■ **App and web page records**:
· · · · · · ·

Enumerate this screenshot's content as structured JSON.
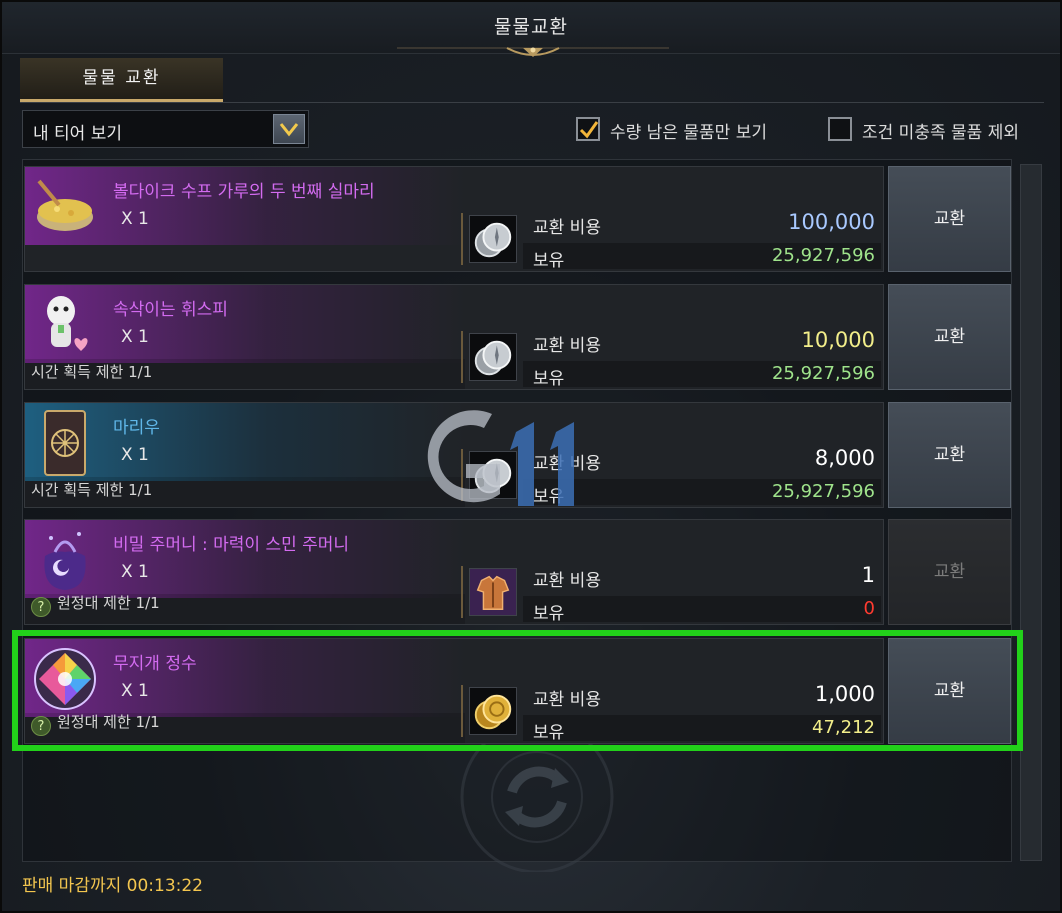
{
  "window": {
    "title": "물물교환"
  },
  "tabs": [
    {
      "label": "물물 교환",
      "active": true
    }
  ],
  "filter": {
    "dropdown_value": "내 티어 보기",
    "checkbox1": {
      "label": "수량 남은 물품만 보기",
      "checked": true
    },
    "checkbox2": {
      "label": "조건 미충족 물품 제외",
      "checked": false
    }
  },
  "cost_label": "교환 비용",
  "owned_label": "보유",
  "exchange_label": "교환",
  "items": [
    {
      "name": "볼다이크 수프 가루의 두 번째 실마리",
      "name_color": "#d36bf0",
      "qty": "X 1",
      "limit": "",
      "cost": "100,000",
      "cost_color": "#a9c9ff",
      "owned": "25,927,596",
      "owned_color": "#9fe38b",
      "currency_icon": "silver-coin-icon",
      "item_icon": "soup-bowl-icon",
      "enabled": true
    },
    {
      "name": "속삭이는 휘스피",
      "name_color": "#d36bf0",
      "qty": "X 1",
      "limit": "시간 획득 제한 1/1",
      "cost": "10,000",
      "cost_color": "#f2ee8a",
      "owned": "25,927,596",
      "owned_color": "#9fe38b",
      "currency_icon": "silver-coin-icon",
      "item_icon": "ghost-doll-icon",
      "enabled": true
    },
    {
      "name": "마리우",
      "name_color": "#5fb6e8",
      "qty": "X 1",
      "limit": "시간 획득 제한 1/1",
      "cost": "8,000",
      "cost_color": "#ffffff",
      "owned": "25,927,596",
      "owned_color": "#9fe38b",
      "currency_icon": "silver-coin-icon",
      "item_icon": "card-icon",
      "enabled": true
    },
    {
      "name": "비밀 주머니 : 마력이 스민 주머니",
      "name_color": "#d36bf0",
      "qty": "X 1",
      "limit": "원정대 제한 1/1",
      "cost": "1",
      "cost_color": "#ffffff",
      "owned": "0",
      "owned_color": "#ff3b30",
      "currency_icon": "armor-icon",
      "item_icon": "magic-pouch-icon",
      "enabled": false
    },
    {
      "name": "무지개 정수",
      "name_color": "#d36bf0",
      "qty": "X 1",
      "limit": "원정대 제한 1/1",
      "cost": "1,000",
      "cost_color": "#ffffff",
      "owned": "47,212",
      "owned_color": "#f2ee8a",
      "currency_icon": "gold-coin-icon",
      "item_icon": "rainbow-gem-icon",
      "enabled": true
    }
  ],
  "footer": {
    "timer": "판매 마감까지 00:13:22"
  },
  "watermark": {
    "text": "G11"
  }
}
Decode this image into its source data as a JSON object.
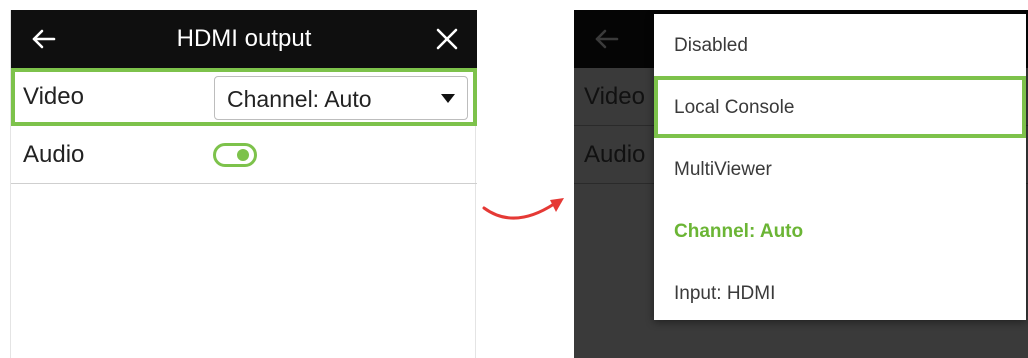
{
  "left": {
    "header": {
      "title": "HDMI output"
    },
    "rows": {
      "video": {
        "label": "Video",
        "select_value": "Channel: Auto"
      },
      "audio": {
        "label": "Audio",
        "toggle_on": true
      }
    }
  },
  "right": {
    "background_labels": {
      "video": "Video",
      "audio": "Audio"
    },
    "dropdown": {
      "options": [
        {
          "label": "Disabled"
        },
        {
          "label": "Local Console",
          "highlighted": true
        },
        {
          "label": "MultiViewer"
        },
        {
          "label": "Channel: Auto",
          "selected": true
        },
        {
          "label": "Input: HDMI"
        }
      ]
    }
  },
  "colors": {
    "accent": "#7dc24b",
    "header": "#0f0f0f",
    "arrow": "#e53935",
    "selected_text": "#6bb535"
  },
  "icons": {
    "back": "arrow-left-icon",
    "close": "close-icon",
    "transition": "curved-arrow-icon"
  }
}
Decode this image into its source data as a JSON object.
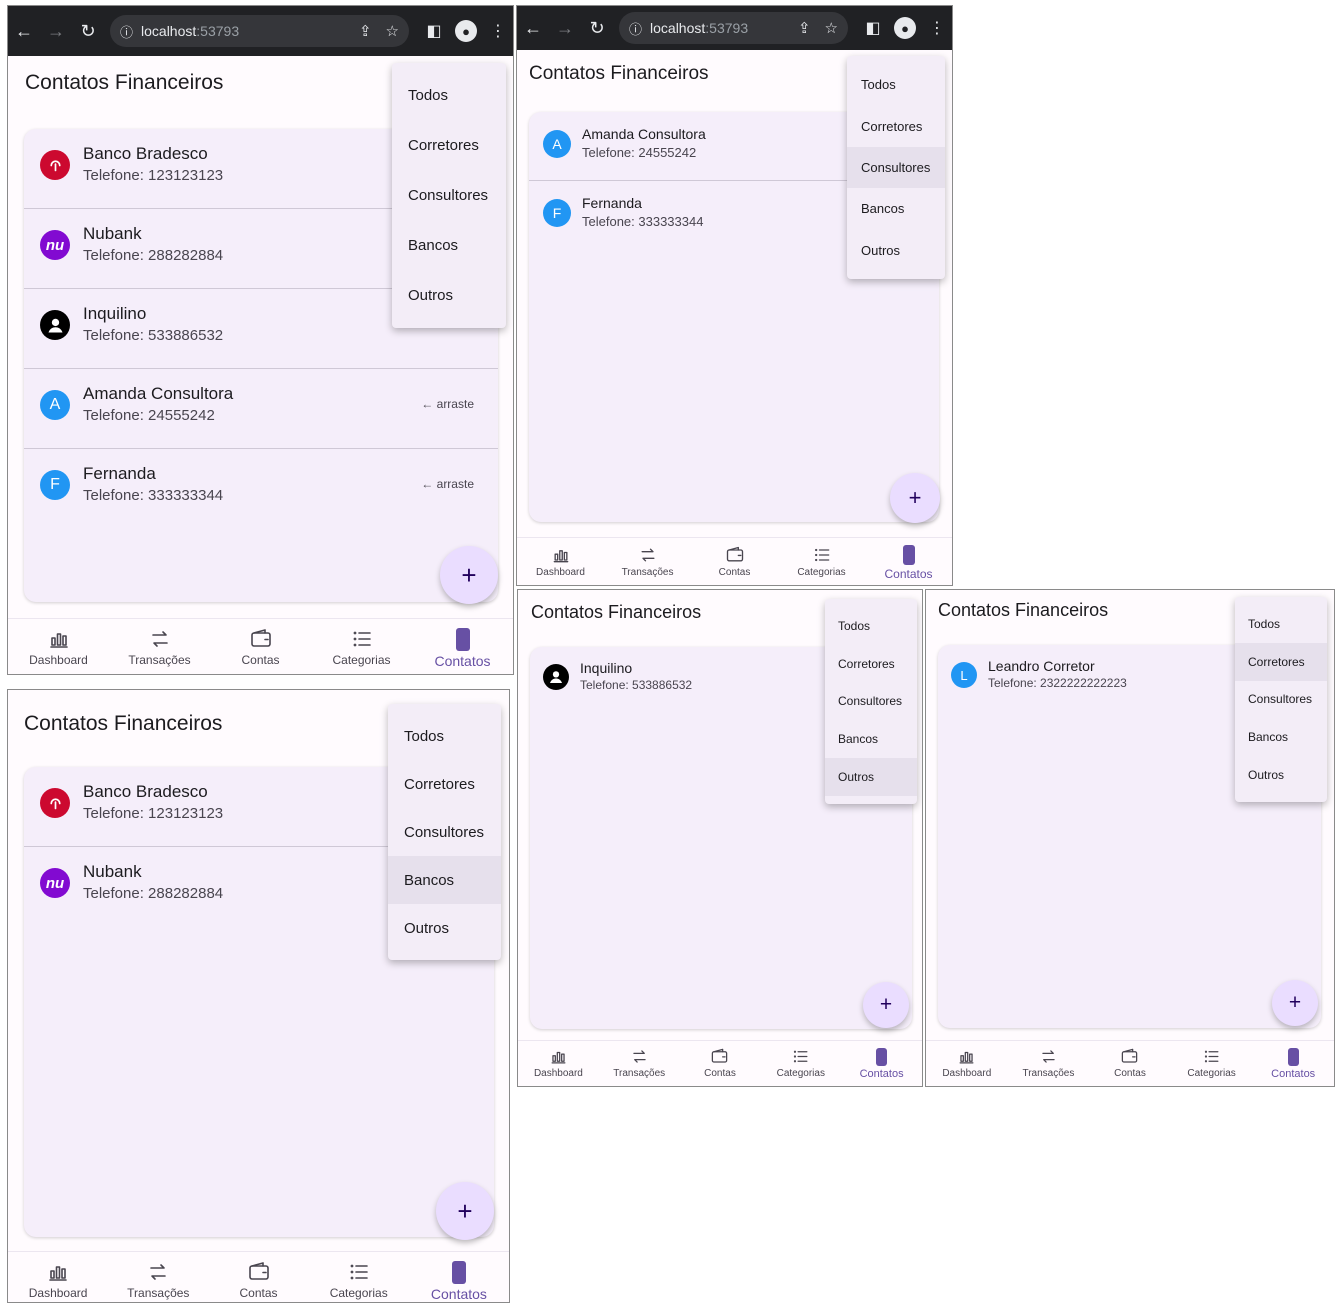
{
  "title": "Contatos Financeiros",
  "browser": {
    "host": "localhost",
    "port": ":53793"
  },
  "swipe_hint": "arraste",
  "menu": [
    "Todos",
    "Corretores",
    "Consultores",
    "Bancos",
    "Outros"
  ],
  "nav": [
    {
      "label": "Dashboard",
      "icon": "chart-icon"
    },
    {
      "label": "Transações",
      "icon": "swap-icon"
    },
    {
      "label": "Contas",
      "icon": "wallet-icon"
    },
    {
      "label": "Categorias",
      "icon": "list-icon"
    },
    {
      "label": "Contatos",
      "icon": "phone-icon"
    }
  ],
  "fab_symbol": "+",
  "contacts": {
    "bradesco": {
      "name": "Banco Bradesco",
      "phone": "Telefone: 123123123"
    },
    "nubank": {
      "name": "Nubank",
      "phone": "Telefone: 288282884",
      "logo": "nu"
    },
    "inquilino": {
      "name": "Inquilino",
      "phone": "Telefone: 533886532"
    },
    "amanda": {
      "name": "Amanda Consultora",
      "phone": "Telefone: 24555242",
      "initial": "A"
    },
    "fernanda": {
      "name": "Fernanda",
      "phone": "Telefone: 333333344",
      "initial": "F"
    },
    "leandro": {
      "name": "Leandro Corretor",
      "phone": "Telefone: 2322222222223",
      "initial": "L"
    }
  },
  "screens": [
    {
      "id": "todos",
      "filter_selected": "Todos",
      "contacts": [
        "bradesco",
        "nubank",
        "inquilino",
        "amanda",
        "fernanda"
      ]
    },
    {
      "id": "consultores",
      "filter_selected": "Consultores",
      "contacts": [
        "amanda",
        "fernanda"
      ]
    },
    {
      "id": "bancos",
      "filter_selected": "Bancos",
      "contacts": [
        "bradesco",
        "nubank"
      ]
    },
    {
      "id": "outros",
      "filter_selected": "Outros",
      "contacts": [
        "inquilino"
      ]
    },
    {
      "id": "corretores",
      "filter_selected": "Corretores",
      "contacts": [
        "leandro"
      ]
    }
  ],
  "colors": {
    "accent": "#6750a4",
    "fab": "#eaddff",
    "card": "#f5eefa",
    "bradesco": "#cc092f",
    "nubank": "#820ad1",
    "letter_avatar": "#2196f3"
  }
}
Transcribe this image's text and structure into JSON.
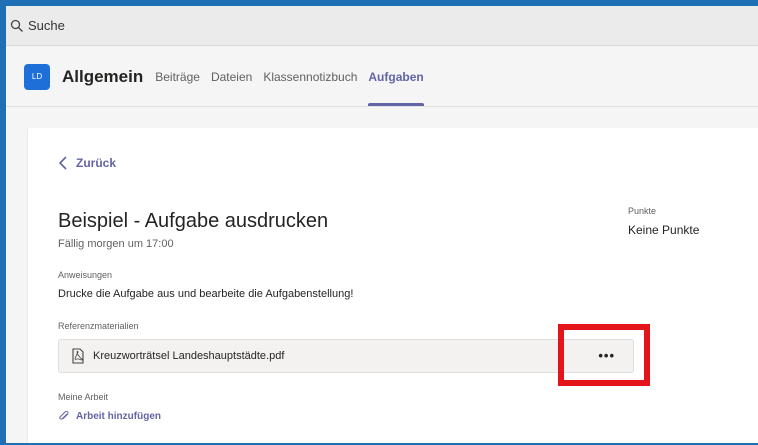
{
  "search": {
    "label": "Suche",
    "icon": "search-icon"
  },
  "channel": {
    "avatar_initials": "LD",
    "title": "Allgemein",
    "tabs": [
      {
        "label": "Beiträge"
      },
      {
        "label": "Dateien"
      },
      {
        "label": "Klassennotizbuch"
      },
      {
        "label": "Aufgaben",
        "active": true
      }
    ]
  },
  "assignment": {
    "back_label": "Zurück",
    "title": "Beispiel - Aufgabe ausdrucken",
    "due": "Fällig morgen um 17:00",
    "points_label": "Punkte",
    "points_value": "Keine Punkte",
    "instructions_label": "Anweisungen",
    "instructions_text": "Drucke die Aufgabe aus und bearbeite die Aufgabenstellung!",
    "reference_label": "Referenzmaterialien",
    "file_name": "Kreuzworträtsel Landeshauptstädte.pdf",
    "more_label": "•••",
    "my_work_label": "Meine Arbeit",
    "add_work_label": "Arbeit hinzufügen"
  },
  "colors": {
    "accent": "#6264a7",
    "frame": "#1f6fb5",
    "highlight": "#e3151a",
    "avatar": "#1f6fd9"
  }
}
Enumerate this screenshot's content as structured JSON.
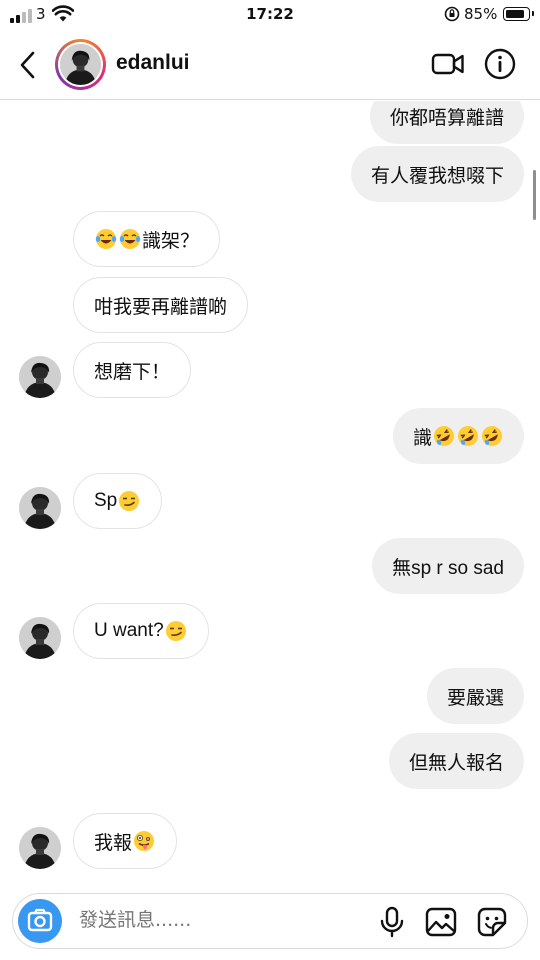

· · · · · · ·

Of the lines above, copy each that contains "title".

■ **Completed task**:
    "title": "물물교환"
      "title": "HDMI output"
  "title": "Contatos Financeiros",
    "title": "Allgemein",
    "title": "Beispiel - Aufgabe ausdrucken",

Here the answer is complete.